Monthly Archives: August 2011

What On Earth Is Existentialism?

As Sören Kierkegaard is often called the father of existentialism, I’ll begin discussing his thoughts by considering what that title means.

The term existential has gotten applied rather haphazardly. In my younger days, foreigners in Mexico for the cheap living and easy access to drugs were called existentialistas. The existentialist label has been applied to most every sort of person who opts against traditional values.  I suppose those labels refer to the existentialist insistence on individualism based upon individual choice.

To fit my definition of an existentialist, a person needs to earnestly confront the question: “What does it mean to be existing as a human being?” and the corollary questions: “What is right and wrong?” and “What constitutes a meaningful way of life?” Once he or she has sufficiently confronted these questions, the existentialist will feel called to make a decision; to choose between the plausible answers, and then begin to stand with integrity for the chosen answer.

An atheist, Christian, hippie, Buddhist, or believer in any set of values whether established or self-created, can legitimately be considered an existentialist, as long as her or his adherence to the belief system is grounded in choice rather than unconsidered acceptance.

Suppose I grew up in a Christian Science family, base my beliefs on the teaching of Mary Baker Eddy, and have never seriously questioned those teachings. Since I have declined to exercise my right to consider the options and choose between them, I am certainly no existentialist.

Or suppose, after a modest search for answers, I give up the search and consider myself agnostic. Then I am no existentialist, as I have abdicated my right to vigorously pursue answers then make a conscious and informed choice.

So an existentialist is someone who earnestly seeks to learn the meaning of life then chooses between alternative answers and determines to live in accord with the chosen answer and its implications.

An existentialist worth admiring would also accept responsibility for his or her actions and might live by the mottos: full speed ahead; no turning back; no compromise; no excuses. For an example, read No Compromise, the life story of Christian musician Keith Green.

Kierkegaard framed the decision we now call existentialist as the choice for or against Christ. A line is drawn. On the one side is self-concern. On the other side is love.

Kierkegaard and Cognitive Therapy

Lately, I find myself troubled about gifted and skilled friends who don’t effectively use their gifts because depression saps their energy and motivation.

I wonder if Sören Kierkegaard could help them.

He lived during the first half of the 19th century and studied philosophy at the University of Copenhagen. A fellow student was Friedrich Engels, Karl Marx’ collaborator.

Kierkegaard was plagued by melancholy. The condition interfered with his studies, confounded his friendships, and doomed his one great romance. But rather than allow melancholy to silence him, he wrote many books in pursuit of answers that might offer a cure.

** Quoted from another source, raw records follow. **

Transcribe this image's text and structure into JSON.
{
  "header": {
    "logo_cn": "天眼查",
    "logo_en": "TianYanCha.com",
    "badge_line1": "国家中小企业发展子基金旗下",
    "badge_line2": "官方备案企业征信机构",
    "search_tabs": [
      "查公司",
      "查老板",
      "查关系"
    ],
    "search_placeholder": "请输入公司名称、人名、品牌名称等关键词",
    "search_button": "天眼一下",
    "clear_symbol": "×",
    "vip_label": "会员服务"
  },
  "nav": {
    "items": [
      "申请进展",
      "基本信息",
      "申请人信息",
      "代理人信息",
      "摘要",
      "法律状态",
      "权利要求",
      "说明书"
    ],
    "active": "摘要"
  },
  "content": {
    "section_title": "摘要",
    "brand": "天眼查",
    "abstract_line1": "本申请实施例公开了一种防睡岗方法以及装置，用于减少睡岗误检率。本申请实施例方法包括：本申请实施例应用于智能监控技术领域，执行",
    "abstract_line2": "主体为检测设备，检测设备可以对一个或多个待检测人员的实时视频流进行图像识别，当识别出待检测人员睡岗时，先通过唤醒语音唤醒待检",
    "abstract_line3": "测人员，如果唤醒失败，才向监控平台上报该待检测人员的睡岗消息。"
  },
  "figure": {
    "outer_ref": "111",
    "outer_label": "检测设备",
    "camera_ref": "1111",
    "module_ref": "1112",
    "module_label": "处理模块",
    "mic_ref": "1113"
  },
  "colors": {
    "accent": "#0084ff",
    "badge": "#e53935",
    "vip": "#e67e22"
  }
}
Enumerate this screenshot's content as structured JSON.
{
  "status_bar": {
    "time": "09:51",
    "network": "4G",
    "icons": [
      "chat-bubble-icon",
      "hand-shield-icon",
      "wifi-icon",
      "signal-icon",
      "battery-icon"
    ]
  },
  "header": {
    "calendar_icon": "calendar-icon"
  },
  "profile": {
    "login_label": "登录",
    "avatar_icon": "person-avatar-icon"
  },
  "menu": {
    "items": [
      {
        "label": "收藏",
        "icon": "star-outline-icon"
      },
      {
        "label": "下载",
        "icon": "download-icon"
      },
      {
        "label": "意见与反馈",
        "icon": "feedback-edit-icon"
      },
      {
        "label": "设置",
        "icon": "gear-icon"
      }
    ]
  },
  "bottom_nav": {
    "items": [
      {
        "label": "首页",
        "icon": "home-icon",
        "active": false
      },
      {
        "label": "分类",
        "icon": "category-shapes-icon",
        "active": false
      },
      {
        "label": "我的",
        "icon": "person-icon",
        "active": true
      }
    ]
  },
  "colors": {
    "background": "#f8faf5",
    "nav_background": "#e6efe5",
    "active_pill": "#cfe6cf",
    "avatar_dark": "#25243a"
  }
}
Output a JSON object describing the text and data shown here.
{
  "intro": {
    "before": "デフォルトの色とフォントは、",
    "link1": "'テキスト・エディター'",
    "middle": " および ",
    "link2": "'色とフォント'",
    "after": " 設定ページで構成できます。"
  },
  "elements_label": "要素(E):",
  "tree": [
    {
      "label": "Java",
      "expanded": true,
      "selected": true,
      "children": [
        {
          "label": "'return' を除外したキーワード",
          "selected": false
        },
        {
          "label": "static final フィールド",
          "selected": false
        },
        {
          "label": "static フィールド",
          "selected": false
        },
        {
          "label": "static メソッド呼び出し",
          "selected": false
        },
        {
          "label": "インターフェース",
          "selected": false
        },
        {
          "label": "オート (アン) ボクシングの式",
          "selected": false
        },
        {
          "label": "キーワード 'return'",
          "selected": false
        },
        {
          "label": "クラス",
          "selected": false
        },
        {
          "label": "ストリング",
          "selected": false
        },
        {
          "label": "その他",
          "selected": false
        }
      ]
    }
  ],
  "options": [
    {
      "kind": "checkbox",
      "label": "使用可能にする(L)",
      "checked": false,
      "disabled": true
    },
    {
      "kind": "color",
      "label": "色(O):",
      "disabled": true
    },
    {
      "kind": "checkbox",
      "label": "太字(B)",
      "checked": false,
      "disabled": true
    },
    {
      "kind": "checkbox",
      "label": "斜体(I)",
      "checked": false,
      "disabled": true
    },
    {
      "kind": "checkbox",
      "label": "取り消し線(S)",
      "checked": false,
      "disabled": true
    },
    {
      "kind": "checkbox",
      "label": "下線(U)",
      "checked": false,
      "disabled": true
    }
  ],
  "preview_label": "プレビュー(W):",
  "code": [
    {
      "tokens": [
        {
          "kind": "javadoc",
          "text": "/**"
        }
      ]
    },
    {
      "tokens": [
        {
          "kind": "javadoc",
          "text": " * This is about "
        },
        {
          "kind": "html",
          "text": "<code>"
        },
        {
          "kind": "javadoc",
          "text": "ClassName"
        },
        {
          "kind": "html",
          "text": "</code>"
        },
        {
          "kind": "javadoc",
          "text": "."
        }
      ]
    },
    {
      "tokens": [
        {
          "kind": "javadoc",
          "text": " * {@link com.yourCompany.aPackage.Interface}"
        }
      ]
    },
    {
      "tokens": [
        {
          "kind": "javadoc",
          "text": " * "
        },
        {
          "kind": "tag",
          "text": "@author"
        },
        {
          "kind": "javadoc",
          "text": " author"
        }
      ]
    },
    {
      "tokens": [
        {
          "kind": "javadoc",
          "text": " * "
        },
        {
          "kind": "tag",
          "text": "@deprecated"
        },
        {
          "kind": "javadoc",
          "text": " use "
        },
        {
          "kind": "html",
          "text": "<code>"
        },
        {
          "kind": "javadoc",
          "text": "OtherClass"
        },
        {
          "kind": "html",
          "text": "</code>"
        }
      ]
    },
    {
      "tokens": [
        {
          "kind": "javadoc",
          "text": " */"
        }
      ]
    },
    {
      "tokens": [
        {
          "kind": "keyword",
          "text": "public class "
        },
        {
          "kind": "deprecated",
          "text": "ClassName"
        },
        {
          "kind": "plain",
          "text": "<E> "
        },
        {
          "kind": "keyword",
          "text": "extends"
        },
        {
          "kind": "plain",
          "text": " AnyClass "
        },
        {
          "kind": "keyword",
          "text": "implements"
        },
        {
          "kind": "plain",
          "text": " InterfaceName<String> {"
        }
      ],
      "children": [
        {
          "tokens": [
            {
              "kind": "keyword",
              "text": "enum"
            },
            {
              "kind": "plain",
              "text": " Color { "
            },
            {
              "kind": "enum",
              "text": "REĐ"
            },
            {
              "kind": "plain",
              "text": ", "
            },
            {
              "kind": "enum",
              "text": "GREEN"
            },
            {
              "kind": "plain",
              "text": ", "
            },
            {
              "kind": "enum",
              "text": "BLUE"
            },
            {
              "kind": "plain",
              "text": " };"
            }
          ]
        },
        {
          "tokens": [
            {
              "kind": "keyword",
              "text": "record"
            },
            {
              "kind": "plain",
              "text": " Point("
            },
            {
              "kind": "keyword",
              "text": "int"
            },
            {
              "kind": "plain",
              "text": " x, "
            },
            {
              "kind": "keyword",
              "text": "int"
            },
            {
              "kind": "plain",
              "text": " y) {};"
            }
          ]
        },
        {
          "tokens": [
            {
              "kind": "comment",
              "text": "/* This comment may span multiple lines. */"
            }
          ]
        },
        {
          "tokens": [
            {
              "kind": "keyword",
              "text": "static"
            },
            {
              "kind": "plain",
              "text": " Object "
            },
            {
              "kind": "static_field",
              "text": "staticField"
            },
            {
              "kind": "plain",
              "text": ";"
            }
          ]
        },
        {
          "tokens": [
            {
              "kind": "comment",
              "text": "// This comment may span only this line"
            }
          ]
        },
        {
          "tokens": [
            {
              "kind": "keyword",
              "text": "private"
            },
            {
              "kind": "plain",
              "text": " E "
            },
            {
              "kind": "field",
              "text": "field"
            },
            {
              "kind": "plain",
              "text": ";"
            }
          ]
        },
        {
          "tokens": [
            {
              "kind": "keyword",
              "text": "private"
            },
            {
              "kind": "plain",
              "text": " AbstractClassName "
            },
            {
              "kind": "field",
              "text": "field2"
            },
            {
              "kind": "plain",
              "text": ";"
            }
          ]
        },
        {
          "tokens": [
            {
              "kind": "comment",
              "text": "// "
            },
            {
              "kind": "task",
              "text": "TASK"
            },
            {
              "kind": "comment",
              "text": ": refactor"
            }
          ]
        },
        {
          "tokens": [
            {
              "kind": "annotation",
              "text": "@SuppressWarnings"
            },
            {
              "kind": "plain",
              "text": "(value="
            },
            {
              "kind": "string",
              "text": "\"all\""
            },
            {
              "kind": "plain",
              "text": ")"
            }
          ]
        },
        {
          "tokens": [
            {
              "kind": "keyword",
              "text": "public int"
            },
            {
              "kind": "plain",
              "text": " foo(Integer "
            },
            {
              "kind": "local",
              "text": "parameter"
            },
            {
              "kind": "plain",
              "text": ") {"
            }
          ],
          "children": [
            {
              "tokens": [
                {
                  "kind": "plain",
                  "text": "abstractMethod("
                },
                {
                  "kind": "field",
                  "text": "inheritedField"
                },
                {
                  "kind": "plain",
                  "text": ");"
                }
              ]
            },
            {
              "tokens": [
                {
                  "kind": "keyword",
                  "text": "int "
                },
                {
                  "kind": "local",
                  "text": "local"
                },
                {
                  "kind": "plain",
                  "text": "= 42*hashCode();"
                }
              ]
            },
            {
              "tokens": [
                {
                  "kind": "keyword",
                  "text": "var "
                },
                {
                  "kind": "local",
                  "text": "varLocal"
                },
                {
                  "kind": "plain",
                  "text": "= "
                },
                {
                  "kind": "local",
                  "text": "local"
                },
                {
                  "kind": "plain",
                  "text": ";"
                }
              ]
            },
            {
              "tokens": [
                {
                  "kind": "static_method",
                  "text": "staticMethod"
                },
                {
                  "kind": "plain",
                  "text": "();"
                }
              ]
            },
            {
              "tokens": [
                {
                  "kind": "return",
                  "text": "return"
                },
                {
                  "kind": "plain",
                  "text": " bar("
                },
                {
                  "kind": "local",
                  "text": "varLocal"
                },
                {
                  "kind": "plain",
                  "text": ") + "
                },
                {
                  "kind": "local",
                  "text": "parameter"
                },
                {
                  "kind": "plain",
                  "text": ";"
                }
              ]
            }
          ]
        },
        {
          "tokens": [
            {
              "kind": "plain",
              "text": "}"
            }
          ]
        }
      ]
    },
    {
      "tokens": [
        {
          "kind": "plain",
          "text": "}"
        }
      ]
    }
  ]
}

Two years and a month ago, Pam left Zoë and me. Since then, both my daughter and I have proven both resilient and vulnerable. Sometimes she descends into melancholy. Sometimes, I do.

Enter Kierkegaard. A few months after Pam left, he became my mentor.

Part of my job as a writer is passing along wisdom I encounter. Now, I feel compelled because most readers shy away from Kierkegaard even though his insights have the power to shatter and rebuild our worlds. But his writing is dense and ponderous. It may only be accessible to patient readers in desperate need of answers and willing to devote their attention to his books for a long while.

Whether simpler expression of his thoughts can help lift anyone from the lethargy of depression, I don’t know. Still, I will try to clearly and accurately express some essential Kierkegaard themes, and to comment briefly upon their relevance.

I may soon tackle:

• the command to love without distinction;

• the perfidy of family values;

• the abolition of conscience;

• cleverness as a highway to hell.

As my mom used to say, we shall see.